It has, without question, been a slow start on the red grit for the world No. 1.
While the press works itself into a lather about his early exits in Indian Wells, Miami, and Rome, the man himself appears pretty relaxed about the whole thing. With something near a 3,500-point margin in the rankings, he has no need for alarm bells just yet.
But his decision to play doubles in Rome—and rumors that he may do the same in Madrid—suggests that he knows he needs to get some matches under his feet before the next big challenge of the year: defence of his Roland Garros title.
Rafa is on a roll. Roger is heading for a record number of weeks as No. 1.
So there’s quite a bit at stake in the coming month, though you’d never know it from his Rome appearance.
The Closing Signature Shot: Nadal's Forehand
Only Nadal can produce that fearsome bull-whip of a forehand to routinely tear apart his opponent’s resistance.
Pounded back to every point of the court, bouncing away at a height impossible to contain, accompanied by that contorted face and heavy groan, it’s a shot that wears down the most resilient of foes.
Many have tried to emulate it. Few have succeeded.
Rafa’s left arm, curled around his head, is the signature of the mightiest clay-courter of all, and the Champion of Rome.
This is the third and final Rome Masters piece. Part One: Traveling in Hope looks at the tournament and players.
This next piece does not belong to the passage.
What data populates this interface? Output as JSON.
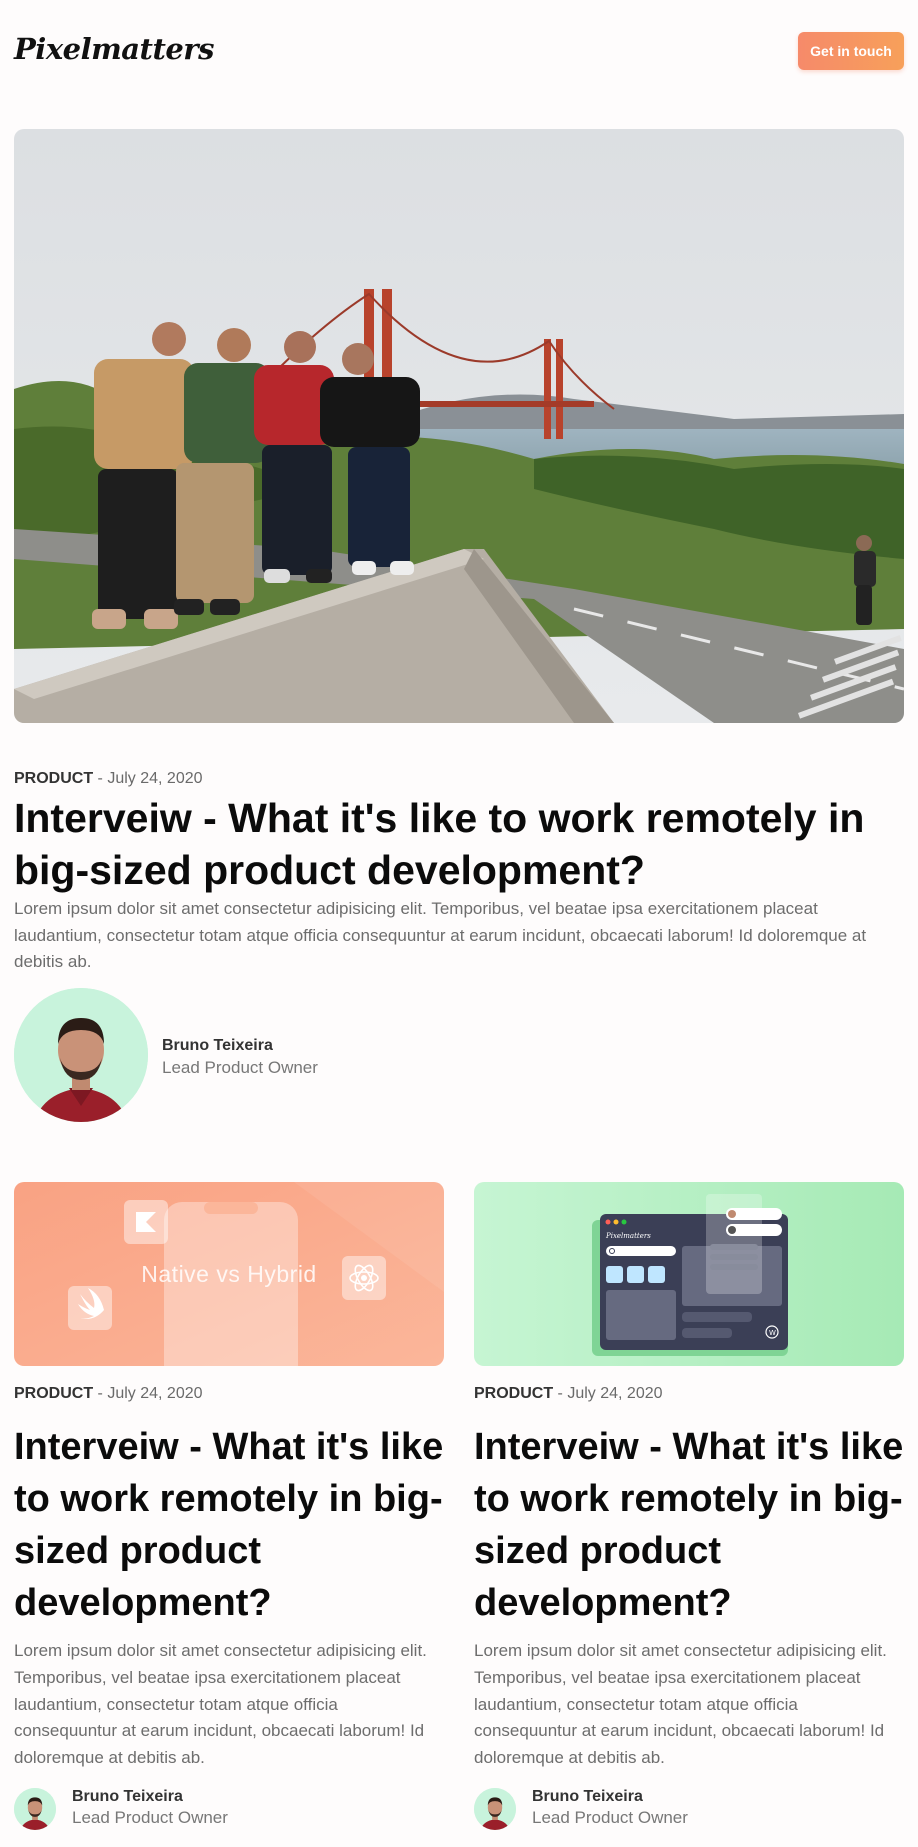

Part Two: The "Ciao" Factor is a slide show that looks at the very Italian style of the tournament.